Many countries, in the early days, they are going for low cost, and their quality doesn’t always meet the global standard. Then gradually they move up the value chain. And they start producing better products.
For Africa to become a major player in the pharmaceutical sector, it has to start partnerships with companies outside the continent that have the technology, the people, and intellectual property.
The African Union has started with the development of a Pharmaceutical Manufacturing Plan for Africa to promote private-public partnerships to push the pharmaceutical sector.
Opportunities to Consider
○Opportunities and trends in the African Pharma
- The pharmaceutical market opportunity in Africa is significant and growing, but manufacturers need to be aware of the challenges involved in developing viable market strategies in this fast-evolving region, says a new report.
- Success in these markets will be driven by a company’s ability to address the challenges of both market and patient access, and overcoming these hurdles is contingent on rapport-building, local stakeholder buy-in and trust, says the study.
In a world of slowing and stagnating markets, Africa represents perhaps the last geographic frontier where genuinely high growth is still achievable. Early movers can take these four steps to pursue competitive advantage:
○Focus on pockets of growth. Africa is not one unified market, but 54 distinct ones, with wide gaps between countries in terms of their market size, growth trajectory, macroeconomic landscape, legal structure, and political complexities. Over the past decade, ten countries have delivered more than two-thirds of Africa’s GDP and cumulative growth. However, much of the opportunity lies not at the country level, but in cities.
In fact, our analysis shows that 37 percent of African consumers are concentrated in 30 cities, which will have more consuming households than Australia and the Netherlands combined by 2025.
○Build strong local teams. Real talent is key and requires investment in big, effective local marketing and sales teams. That means hiring more pharmacy representatives, building teams’ technical skills, and selecting and developing strong local managers to lead them. Sales teams also should be set up in a flexible way that enables them to be responsive to the needs of local markets. Forge partnerships. Global pharmaceutical companies need local business partners — manufacturers, packaging companies, and distributors — to help them navigate the continent’s many markets, with their widely varying consumer preferences, price points, manufacturing, and distribution infrastructures. In the absence of a pan-African pharma regulatory body, they also need to invest in local partnerships to understand varying regulatory environments. Partnerships with governments are equally important, whether they involve working with medical opinion leaders to guide research priorities and secure funding, or collaborating with health ministries and non-governmental organizations to provide public-awareness campaigns, health screening, treatment, equipment, and training for hospitals and clinics. Johnson & Johnson, for example, has partnered with the South African government to introduce an education program for maternal, newborn, and child health that operates via mobile-phone messaging.

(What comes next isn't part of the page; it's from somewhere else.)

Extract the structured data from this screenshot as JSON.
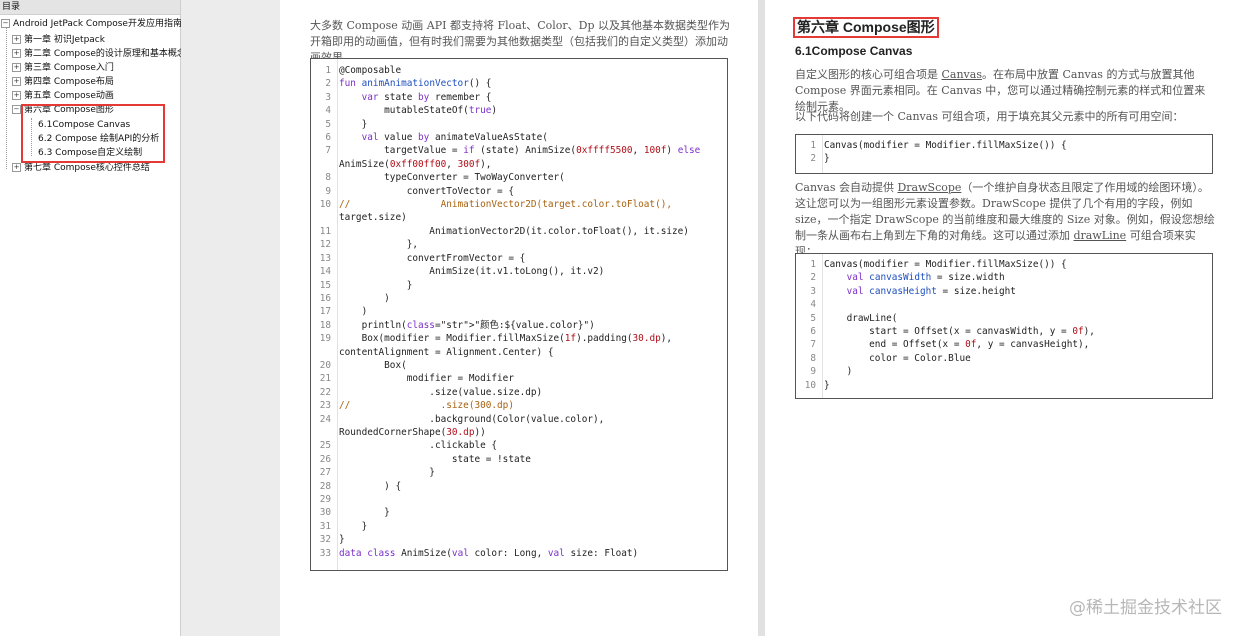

○Address supply and distribution challenges. In parts of Africa, supply and distribution mechanisms still pose challenges: regulations are evolving, transport and logistics infrastructures are patchy, and lead times can belong. The ability to innovate the distribution channel and set up effective operations against this challenging backdrop is critical to capturing growth opportunities. Helpful strategies include locating fixed assets in countries with well-established political and business structures, outsourcing supply chains to third-party operators, and partnering with local logistics providers to identify efficient transport routes. In the key area of customs and border control, companies should work with the most reliable agents to minimize shipping delays, use only bonded distribution centers, and ensure all customs paperwork is airtight.